▶ Given records
-=-=-

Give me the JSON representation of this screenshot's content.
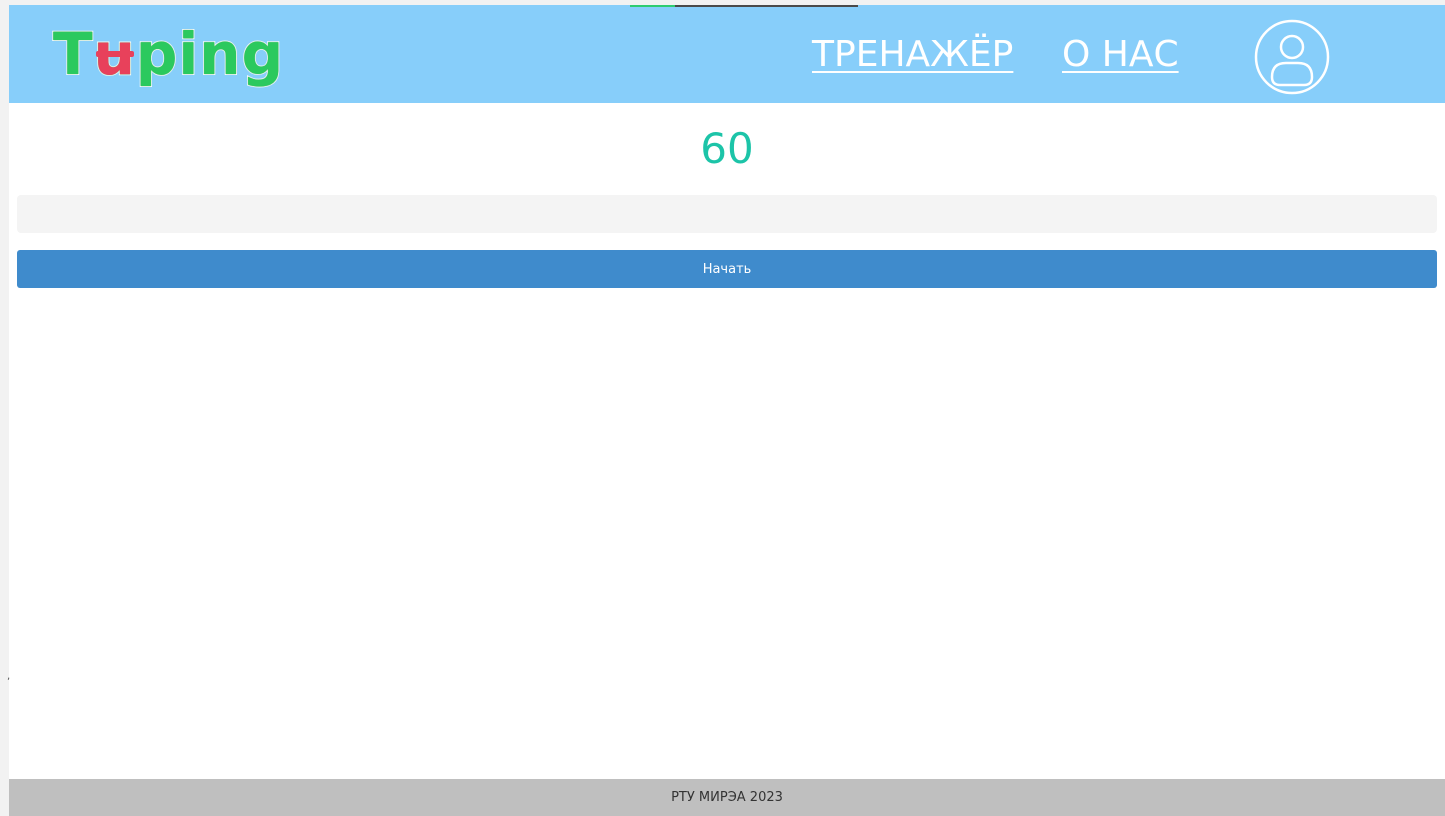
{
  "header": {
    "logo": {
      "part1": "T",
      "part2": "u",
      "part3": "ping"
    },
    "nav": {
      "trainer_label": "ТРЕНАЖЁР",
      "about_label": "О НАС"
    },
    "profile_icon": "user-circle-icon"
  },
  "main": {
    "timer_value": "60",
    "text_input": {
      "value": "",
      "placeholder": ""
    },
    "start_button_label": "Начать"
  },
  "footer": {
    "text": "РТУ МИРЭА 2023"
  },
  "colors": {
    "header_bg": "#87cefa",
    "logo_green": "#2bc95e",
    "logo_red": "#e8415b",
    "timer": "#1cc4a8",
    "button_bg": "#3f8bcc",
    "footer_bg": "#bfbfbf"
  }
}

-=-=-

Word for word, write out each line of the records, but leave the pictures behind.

Give me the JSON representation of this screenshot's content.
{
  "header": {
    "logo": {
      "part1": "T",
      "part2": "u",
      "part3": "ping"
    },
    "nav": {
      "trainer_label": "ТРЕНАЖЁР",
      "about_label": "О НАС"
    },
    "profile_icon": "user-circle-icon"
  },
  "main": {
    "timer_value": "60",
    "text_input": {
      "value": "",
      "placeholder": ""
    },
    "start_button_label": "Начать"
  },
  "footer": {
    "text": "РТУ МИРЭА 2023"
  },
  "colors": {
    "header_bg": "#87cefa",
    "logo_green": "#2bc95e",
    "logo_red": "#e8415b",
    "timer": "#1cc4a8",
    "button_bg": "#3f8bcc",
    "footer_bg": "#bfbfbf"
  }
}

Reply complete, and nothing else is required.